The producers of New Girl have every reason to do the Batdance this morning: Their Prince-powered post–Super Bowl episode pulled in a massive 25.8 million viewers last night and averaged an 11.1 rating with folks under 50, according to preliminary Nielsen data provided by Fox. Among younger viewers, it was the top-rated entertainment broadcast on network TV since 2011’s post–Super Bowl episode of Glee. And more important, New Girl drew about five times as many under-50 viewers as it usually does in the overnight ratings. Brooklyn Nine-Nine also got a predictable boost, bringing in 14.8 million viewers and notching a 6.7 rating with the under-50 crowd in what will almost certainly be its top-rated episode ever. Both shows were helped by the fact that last night’s blowout of a game — which was down a bit from last year, but still a Nielsen monster — ended pretty much on time, allowing Fox to start both episodes a few minutes earlier than scheduled (sorry, DVR users). As big a win as these numbers are for the comedies, they didn’t set any records.
Fox correctly notes that New Girl demolished last year’s postgame episode of first-year drama Elementary on CBS, which “settled” for 20.9 million viewers. This is true, but: Elementary didn’t start until much later in the night (11:15 p.m.). More important, New Girl was 30 minutes; Elementary was about an hour. If you combine the averages for New Girl and Brooklyn, Fox averaged 20.8 million viewers, finishing a few thousand viewers behind Elementary, despite the much earlier start time. Also, New Girl plus Brooklyn couldn’t match the audience for the post–Super Bowl episode of NBC’s much more established The Office back in 2009. The hour-long episode did a 12.7 demo rating (and 27.2 million viewers) in its first half-hour and a 9.2 rating (and 18.7 million viewers) in its second half-hour, easily surpassing the analogous half-hours on Fox last night.

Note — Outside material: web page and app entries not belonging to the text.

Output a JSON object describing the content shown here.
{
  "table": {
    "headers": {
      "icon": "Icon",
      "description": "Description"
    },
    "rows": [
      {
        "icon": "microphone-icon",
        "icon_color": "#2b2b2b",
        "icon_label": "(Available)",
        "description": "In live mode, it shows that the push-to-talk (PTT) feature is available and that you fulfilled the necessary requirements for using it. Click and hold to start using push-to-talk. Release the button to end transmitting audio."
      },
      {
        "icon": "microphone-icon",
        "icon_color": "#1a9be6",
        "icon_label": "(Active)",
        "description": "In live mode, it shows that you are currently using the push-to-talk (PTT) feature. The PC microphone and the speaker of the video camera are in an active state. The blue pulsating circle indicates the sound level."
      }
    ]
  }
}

While it’s easy to get lost in all the this-show-versus-that-show comparisons with post–Super Bowl programming, in the end, these numerical specifics are really little more than catnip for number-crunching junkies (guilty!) and an excuse for harmless press release posturing by whichever network airs the game. Fact is, airing after the Super Bowl can only help a show by exposing it to new viewers. And as regular season ratings for most shows continue to plunge, that value increases exponentially. Consider: When Glee aired after the game just three years ago, it did an 11.1 demo rating. As big as that was, it was less than double the show’s previous demo high of a 5.9 rating a few months earlier. By contrast, as noted above, New Girl pretty much quintupled its recent demo numbers last night. The raw numbers may be a bit lower than some past shows, but the incremental benefits of airing after the Super Bowl are only increasing. Oh, and even before Nielsen tallied a single number, Fox had scored its most impressive win of all, way back in December. That’s when the network sold out its inventory of Super Bowl ads, collecting an average $4 million per 30-second spot.